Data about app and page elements

◇ ◇ ◇ ◇ ◇

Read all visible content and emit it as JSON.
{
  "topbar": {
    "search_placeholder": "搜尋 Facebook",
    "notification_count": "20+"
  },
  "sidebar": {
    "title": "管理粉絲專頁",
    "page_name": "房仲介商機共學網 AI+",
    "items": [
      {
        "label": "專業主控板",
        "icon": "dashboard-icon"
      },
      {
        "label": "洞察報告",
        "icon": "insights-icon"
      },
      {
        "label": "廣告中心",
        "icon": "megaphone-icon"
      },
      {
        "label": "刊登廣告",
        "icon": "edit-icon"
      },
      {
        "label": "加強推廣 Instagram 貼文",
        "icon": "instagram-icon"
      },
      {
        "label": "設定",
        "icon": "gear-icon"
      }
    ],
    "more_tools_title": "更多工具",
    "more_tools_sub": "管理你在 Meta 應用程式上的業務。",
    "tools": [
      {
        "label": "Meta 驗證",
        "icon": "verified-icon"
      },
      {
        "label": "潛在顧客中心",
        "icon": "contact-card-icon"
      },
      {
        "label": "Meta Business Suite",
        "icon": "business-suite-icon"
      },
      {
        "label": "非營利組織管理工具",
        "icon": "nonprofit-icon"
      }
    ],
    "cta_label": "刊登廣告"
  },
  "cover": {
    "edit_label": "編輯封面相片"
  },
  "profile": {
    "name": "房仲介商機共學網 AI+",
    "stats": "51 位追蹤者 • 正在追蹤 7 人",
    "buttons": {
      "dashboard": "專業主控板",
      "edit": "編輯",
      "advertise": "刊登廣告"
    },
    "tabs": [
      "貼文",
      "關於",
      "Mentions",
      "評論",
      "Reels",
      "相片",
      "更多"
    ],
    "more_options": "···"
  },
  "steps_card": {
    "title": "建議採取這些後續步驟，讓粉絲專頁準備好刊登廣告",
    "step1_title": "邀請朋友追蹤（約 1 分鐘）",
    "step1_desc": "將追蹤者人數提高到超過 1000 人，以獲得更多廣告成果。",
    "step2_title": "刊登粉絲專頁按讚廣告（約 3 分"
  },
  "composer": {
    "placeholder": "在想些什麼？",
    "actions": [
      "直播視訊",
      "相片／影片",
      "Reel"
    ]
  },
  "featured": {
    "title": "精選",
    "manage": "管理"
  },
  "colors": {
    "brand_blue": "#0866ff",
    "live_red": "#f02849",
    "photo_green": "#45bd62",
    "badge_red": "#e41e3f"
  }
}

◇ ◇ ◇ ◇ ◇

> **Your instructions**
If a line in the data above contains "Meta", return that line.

> **Finished exercise**
    "more_tools_sub": "管理你在 Meta 應用程式上的業務。",
        "label": "Meta 驗證",
        "label": "Meta Business Suite",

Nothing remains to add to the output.